A former Massachusetts pharmacy executive was sentenced to nine years in prison on Monday after being convicted of racketeering and fraud charges for his role in a deadly U.S. meningitis outbreak in 2012.
Prosecutors had asked U.S. District Judge Richard Stearns to sentence Barry Cadden, 50, the co-founder and former president of the now-defunct New England Compounding Center, to at least 35 years in prison. They said he had directed the production of drugs at the compounding pharmacy in unsanitary and dangerous ways in order to boost profits.
Prosecutors said those shortcuts and Cadden’s greed led to 778 people nationwide being harmed after receiving injections of contaminated steroids that Cadden’s company produced. That includes 76 people who died, they said.
Cadden was convicted in March of fraud and racketeering by a federal jury in Boston but cleared of the harshest charges he faced, second-degree murder.
Cadden was one of 14 people tied to Framingham, Massachusetts-based compounding center indicted in 2014 following the outbreak. He was one of only two people to face second-degree murder charges.

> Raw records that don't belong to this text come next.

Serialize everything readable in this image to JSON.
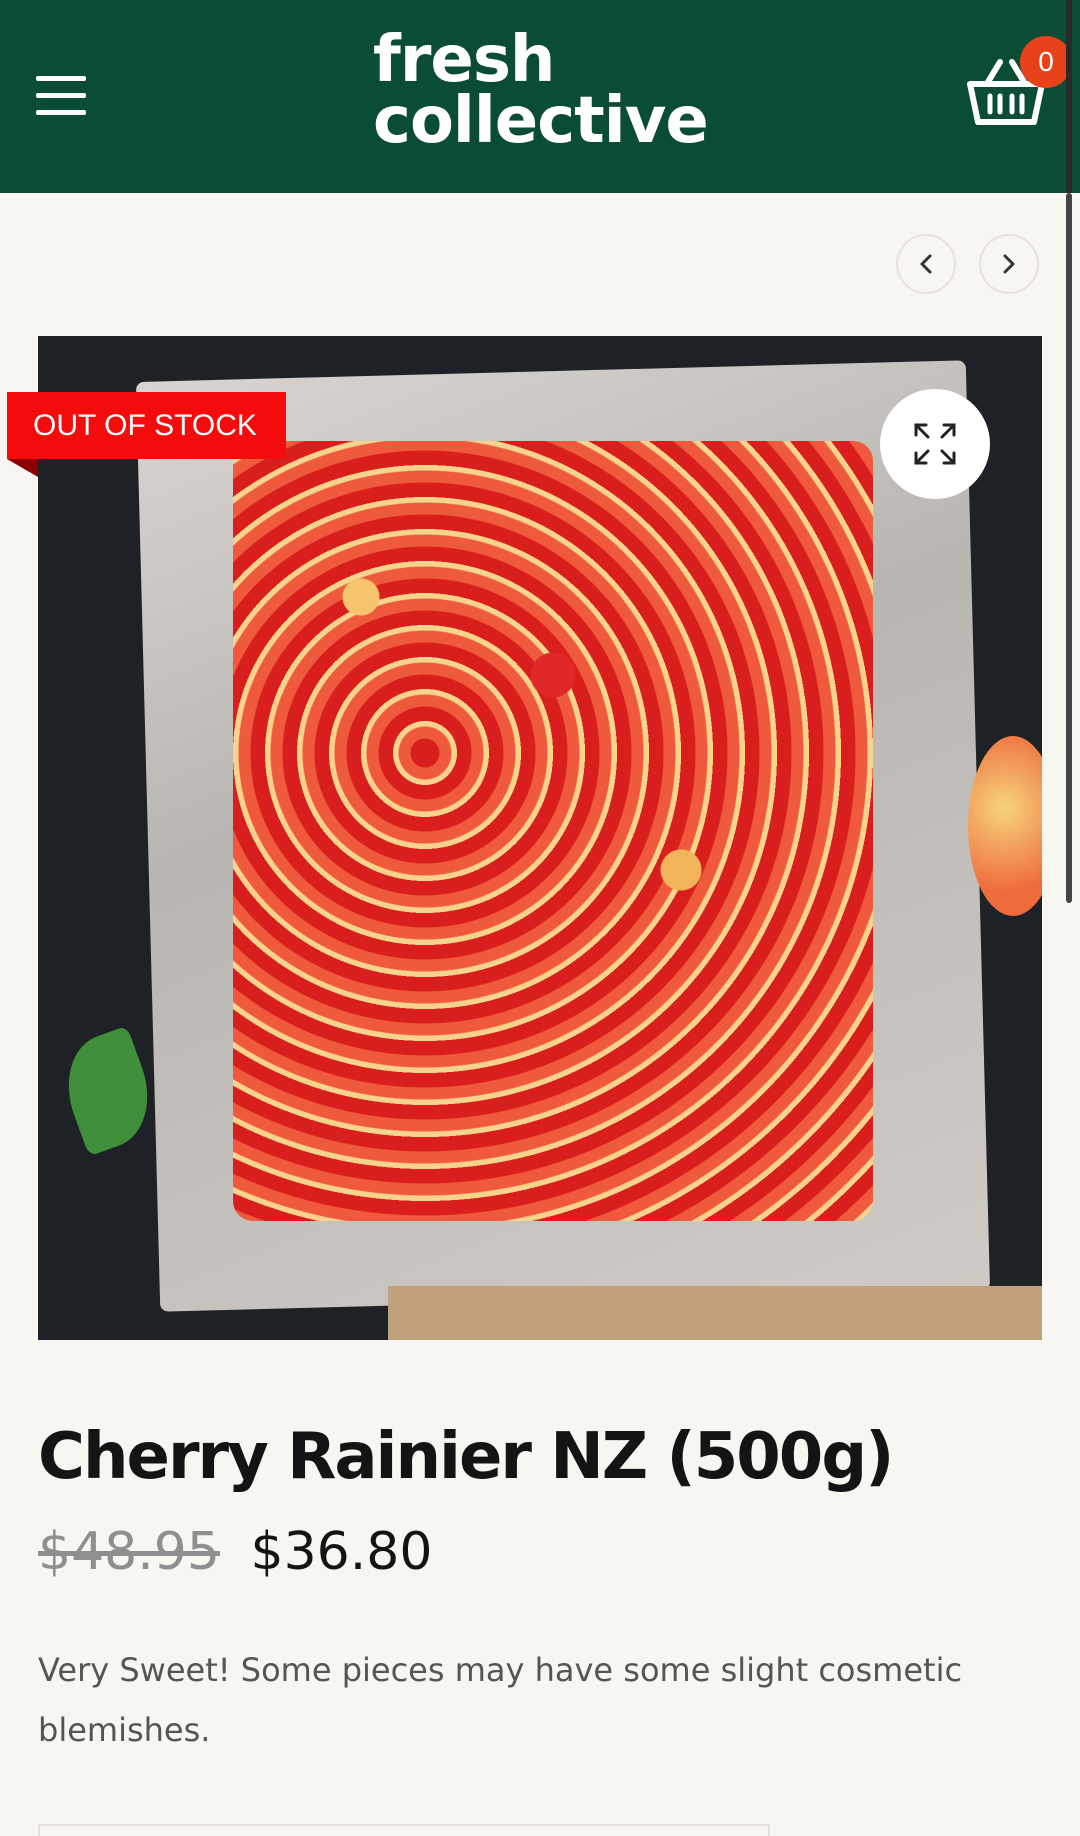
{
  "header": {
    "logo_line1": "fresh",
    "logo_line2": "collective",
    "cart_count": "0",
    "menu_icon": "hamburger-menu-icon",
    "cart_icon": "basket-icon"
  },
  "gallery": {
    "prev_icon": "chevron-left-icon",
    "next_icon": "chevron-right-icon",
    "zoom_icon": "expand-icon",
    "badge": "OUT OF STOCK"
  },
  "product": {
    "title": "Cherry Rainier NZ (500g)",
    "old_price": "$48.95",
    "price": "$36.80",
    "description": "Very Sweet! Some pieces may have some slight cosmetic blemishes."
  },
  "colors": {
    "header_bg": "#0b4d34",
    "badge_bg": "#f40c0c",
    "cart_badge_bg": "#e8421a"
  }
}
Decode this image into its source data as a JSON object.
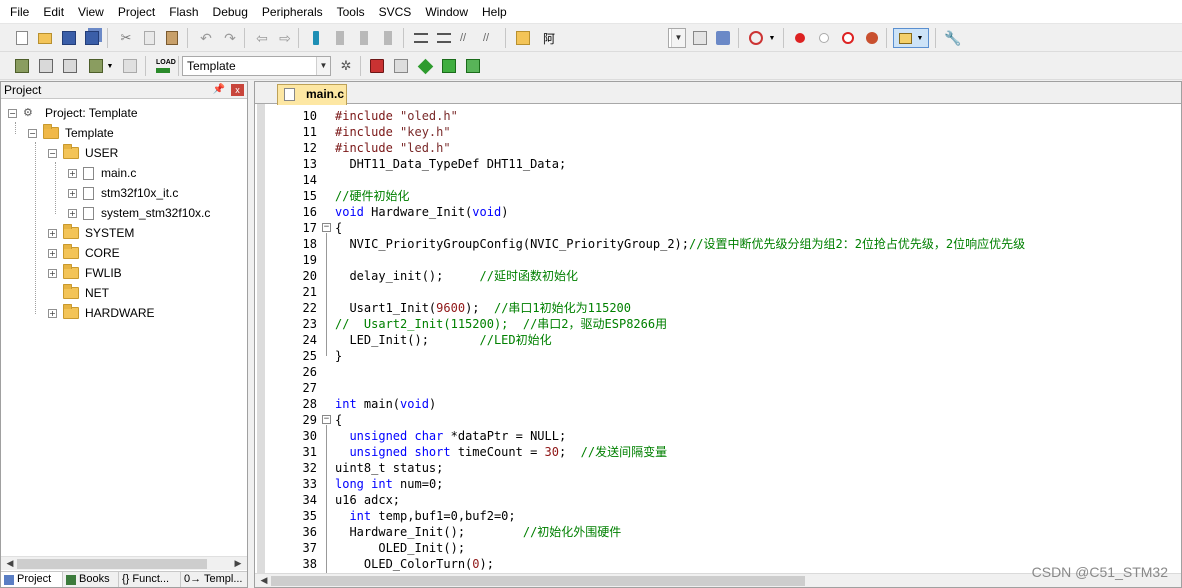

Prosecutors said Cadden, the compounding pharmacy’s head pharmacist, ran the company as a criminal enterprise, selling substandard and non-sterile drugs to medical facilities nationwide.
They said Cadden directed the shipment of 17,600 vials of contaminated steroids often prescribed for back pain despite knowing they were made in unsafe conditions, leading to the outbreak.